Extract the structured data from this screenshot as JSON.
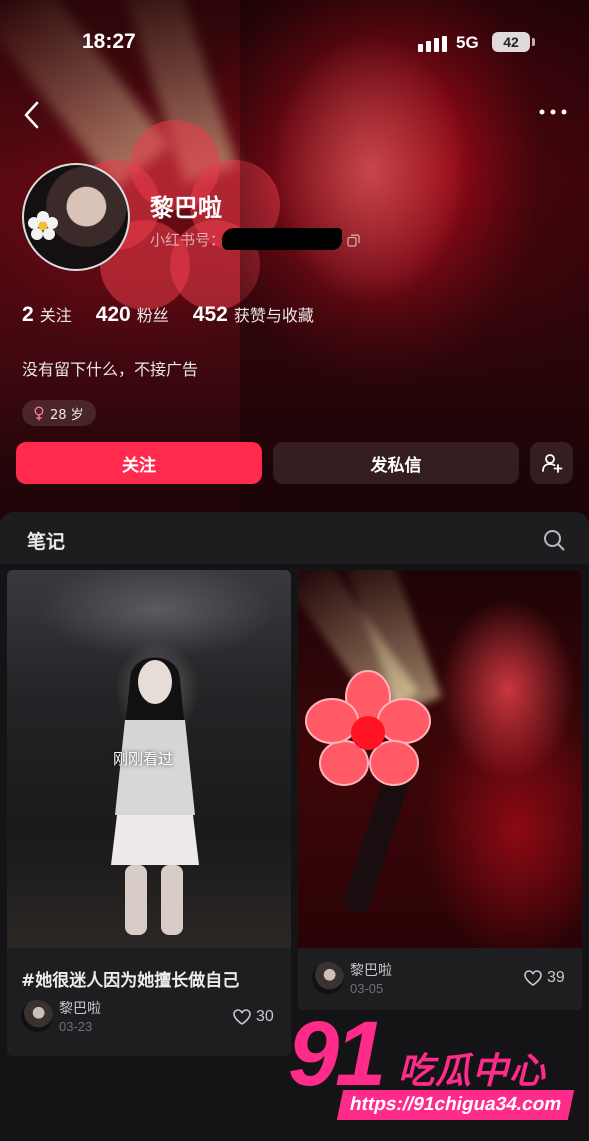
{
  "status_bar": {
    "time": "18:27",
    "network": "5G",
    "battery": "42"
  },
  "profile": {
    "name": "黎巴啦",
    "id_label": "小红书号：",
    "stats": [
      {
        "num": "2",
        "label": "关注"
      },
      {
        "num": "420",
        "label": "粉丝"
      },
      {
        "num": "452",
        "label": "获赞与收藏"
      }
    ],
    "bio": "没有留下什么，不接广告",
    "tag": "28 岁",
    "follow_label": "关注",
    "message_label": "发私信"
  },
  "notes": {
    "title": "笔记",
    "cards": [
      {
        "seen_label": "刚刚看过",
        "title": "#她很迷人因为她擅长做自己",
        "author": "黎巴啦",
        "date": "03-23",
        "likes": "30"
      },
      {
        "author": "黎巴啦",
        "date": "03-05",
        "likes": "39"
      }
    ]
  },
  "watermark": {
    "brand_num": "91",
    "brand_text": "吃瓜中心",
    "url": "https://91chigua34.com"
  },
  "colors": {
    "accent": "#ff2a4d",
    "watermark": "#ff2b8a",
    "background": "#141416"
  },
  "icons": [
    "back-icon",
    "more-icon",
    "copy-icon",
    "female-icon",
    "add-friend-icon",
    "search-icon",
    "heart-icon"
  ]
}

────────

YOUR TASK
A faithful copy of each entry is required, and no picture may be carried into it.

OUTPUT OF THE TASK
Extract the structured data from this screenshot as JSON.
{
  "status_bar": {
    "time": "18:27",
    "network": "5G",
    "battery": "42"
  },
  "profile": {
    "name": "黎巴啦",
    "id_label": "小红书号：",
    "stats": [
      {
        "num": "2",
        "label": "关注"
      },
      {
        "num": "420",
        "label": "粉丝"
      },
      {
        "num": "452",
        "label": "获赞与收藏"
      }
    ],
    "bio": "没有留下什么，不接广告",
    "tag": "28 岁",
    "follow_label": "关注",
    "message_label": "发私信"
  },
  "notes": {
    "title": "笔记",
    "cards": [
      {
        "seen_label": "刚刚看过",
        "title": "#她很迷人因为她擅长做自己",
        "author": "黎巴啦",
        "date": "03-23",
        "likes": "30"
      },
      {
        "author": "黎巴啦",
        "date": "03-05",
        "likes": "39"
      }
    ]
  },
  "watermark": {
    "brand_num": "91",
    "brand_text": "吃瓜中心",
    "url": "https://91chigua34.com"
  },
  "colors": {
    "accent": "#ff2a4d",
    "watermark": "#ff2b8a",
    "background": "#141416"
  },
  "icons": [
    "back-icon",
    "more-icon",
    "copy-icon",
    "female-icon",
    "add-friend-icon",
    "search-icon",
    "heart-icon"
  ]
}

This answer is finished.